    Cluster finding
    Cluster finding detections in optical

    • Visual inspection of BCS and Magellan followup images suggest a cluster of galaxies that coincides with NR1 region.

    • Cluster detection is multiparameter search

      • Position

      • Size

      • LRG cutoff magnitude

      • Redshift histogram binning width


    Cluster finding1
    Cluster finding detections in optical

    • We have multiple cluster detection algorithms under development.

    • One example:

      • Map out redshift distribution in an area A

      • Determine background redshift distribution in 8 surrounding regions. Use this as background estimate.

      • Compute histogram of excess or deficit relative to this local background redshift distribution.


    A cluster at z 0 3 in nr01
    A Cluster at z = 0.3 in nr01 detections in optical


    Recommendations
    Recommendations detections in optical

    • We are close to being able to write a paper on SZ detection of clusters (author list?)

    • It would help a lot to have a radio color discriminant for clusters (i.e. non-detection at 220 GHz, stronger detection at 90 GHz)


    Australia telescope compact array atca observations of spt clusters
    Australia Telescope Compact Array detections in optical (ATCA) observations of SPT clusters

    • Antony Stark Smithsonian Astro Obs

    • Wilfred Walsh U. New South Wales Asia

    • Joe Mohr U. Illinois

    • Tom Crawford U. Chicago


    Relevance to spt cluster survey
    Relevance to SPT Cluster Survey detections in optical

    • SPT system is around 100 Jy/K

    • SPT-SZ survey will be 10 μK rms per beam

    • Point continuum sources that are 1 mJy or brighter will make a significant contribution to the data, and possibly affect the detection of clusters and their derived parameters.
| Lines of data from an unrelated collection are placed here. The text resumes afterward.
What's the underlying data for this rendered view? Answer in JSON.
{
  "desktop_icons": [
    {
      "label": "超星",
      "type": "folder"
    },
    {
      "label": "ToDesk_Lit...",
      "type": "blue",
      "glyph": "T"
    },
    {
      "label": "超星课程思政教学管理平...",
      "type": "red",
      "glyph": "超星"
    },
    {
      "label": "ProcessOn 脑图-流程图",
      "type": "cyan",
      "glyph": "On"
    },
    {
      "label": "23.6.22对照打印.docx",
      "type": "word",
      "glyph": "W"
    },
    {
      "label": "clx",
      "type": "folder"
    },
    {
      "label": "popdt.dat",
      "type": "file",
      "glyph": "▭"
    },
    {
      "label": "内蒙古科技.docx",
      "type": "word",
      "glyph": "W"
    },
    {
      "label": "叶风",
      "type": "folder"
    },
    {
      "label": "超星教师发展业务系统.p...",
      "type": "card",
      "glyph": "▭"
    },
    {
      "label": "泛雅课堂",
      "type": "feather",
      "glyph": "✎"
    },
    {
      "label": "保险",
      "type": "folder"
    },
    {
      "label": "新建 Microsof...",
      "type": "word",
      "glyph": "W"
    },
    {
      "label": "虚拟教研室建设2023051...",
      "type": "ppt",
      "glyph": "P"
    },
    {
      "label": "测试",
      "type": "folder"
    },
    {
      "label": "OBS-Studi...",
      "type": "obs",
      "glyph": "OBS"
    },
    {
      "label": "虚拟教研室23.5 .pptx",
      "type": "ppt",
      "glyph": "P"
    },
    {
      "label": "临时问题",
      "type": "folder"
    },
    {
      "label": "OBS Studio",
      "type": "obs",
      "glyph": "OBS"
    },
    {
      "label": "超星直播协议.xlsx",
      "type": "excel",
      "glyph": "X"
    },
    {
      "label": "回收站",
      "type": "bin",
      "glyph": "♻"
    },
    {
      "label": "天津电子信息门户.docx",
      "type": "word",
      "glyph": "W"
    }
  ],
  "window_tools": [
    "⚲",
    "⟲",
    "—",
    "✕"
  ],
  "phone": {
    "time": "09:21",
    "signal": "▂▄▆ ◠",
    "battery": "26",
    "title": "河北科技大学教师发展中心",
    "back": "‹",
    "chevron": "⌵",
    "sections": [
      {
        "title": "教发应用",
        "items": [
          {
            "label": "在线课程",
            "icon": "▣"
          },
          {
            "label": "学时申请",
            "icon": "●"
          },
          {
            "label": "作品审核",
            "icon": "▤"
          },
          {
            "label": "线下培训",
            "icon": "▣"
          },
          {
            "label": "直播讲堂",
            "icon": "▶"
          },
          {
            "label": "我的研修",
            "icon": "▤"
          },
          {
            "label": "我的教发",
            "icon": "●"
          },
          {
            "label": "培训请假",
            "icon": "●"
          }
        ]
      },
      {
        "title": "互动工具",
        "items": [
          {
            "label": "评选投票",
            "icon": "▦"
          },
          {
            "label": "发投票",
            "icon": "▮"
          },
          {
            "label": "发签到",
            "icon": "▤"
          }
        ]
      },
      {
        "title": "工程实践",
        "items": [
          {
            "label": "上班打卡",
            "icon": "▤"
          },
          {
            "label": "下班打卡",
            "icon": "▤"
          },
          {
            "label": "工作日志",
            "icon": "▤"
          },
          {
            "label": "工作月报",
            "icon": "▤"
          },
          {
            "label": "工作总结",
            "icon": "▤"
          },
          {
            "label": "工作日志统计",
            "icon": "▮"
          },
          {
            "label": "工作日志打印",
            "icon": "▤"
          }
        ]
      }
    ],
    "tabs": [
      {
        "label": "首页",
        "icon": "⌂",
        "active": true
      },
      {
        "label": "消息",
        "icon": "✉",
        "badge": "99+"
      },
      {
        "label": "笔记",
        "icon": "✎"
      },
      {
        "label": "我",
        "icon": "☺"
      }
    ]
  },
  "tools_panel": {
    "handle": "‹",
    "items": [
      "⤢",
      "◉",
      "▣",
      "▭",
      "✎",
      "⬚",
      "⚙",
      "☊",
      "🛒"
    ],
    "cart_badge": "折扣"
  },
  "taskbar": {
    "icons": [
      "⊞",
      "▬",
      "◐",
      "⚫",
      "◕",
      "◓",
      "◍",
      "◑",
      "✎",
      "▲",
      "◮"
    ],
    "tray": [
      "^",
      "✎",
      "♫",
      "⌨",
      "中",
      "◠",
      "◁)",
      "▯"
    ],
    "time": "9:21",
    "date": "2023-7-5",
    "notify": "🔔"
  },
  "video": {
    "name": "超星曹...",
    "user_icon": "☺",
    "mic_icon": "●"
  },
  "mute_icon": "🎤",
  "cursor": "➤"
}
    • The number of such sources in SPT bands is poorly known.

    • With the ATCA, we can actually search for and detect such sources in SPT clusters.


    Pilot study completed
    Pilot Study Completed detections in optical

    • We were actually awarded a significant amount of observing time on ATCA

    • “Extragalactic” time slot is undersubscribed, and not too hard to get observing time

    • We observed 24 X-ray selected moderate redshift clusters (Mullis et al. 2003) in redshift range 0.05 < z < 0.65

    • Observe at 18 GHz, because of ATCA sensitivity and map area; possible follow-up at 90 GHz

    • Detected one source at ~ 2 mJy at 18 GHz

    • Our sensitivity was primarily limited by phase stability—we will need good weather


    Current status
    Current Status detections in optical

    • Funded through Smithsonian Institution for expenses related to these observations.


    The end

    THE END detections in optical

    http://www.tonystark.org


    Science opportunities
    Science Opportunities detections in optical

    • Supernova followup observations

      • Type Ia and type II Sne as cosmological probes

      • Requires multiband images, multiple epochs

  • Photometric redshifts of clusters

    • 4 band imaging over 5 arcmin field

  • Transient followup

    • Evolution of SED for GRBs

    • Microlensing light curves

  • Planetary occultations

    • Multiband data useful for discrimination

  • Followup camera for PanSTARRS/LSST


  • Masses and radii of transiting extrasolar planets
    Masses and radii of transiting extrasolar planets detections in optical

    The dashed lines correspond to loci of constant mean density. The symbols indicate the nine known transiting planets, along with Jupiter and Saturn. Two symbols are shown for OGLE-TR-10b. In green is the result based on a fit to the OGLE photometry and available radial velocities (Konacki et al. 2005). In blue is the Holman et al. (2005) result, based on a simultaneous fit to Magellan photometry and the same radial velocity measurements.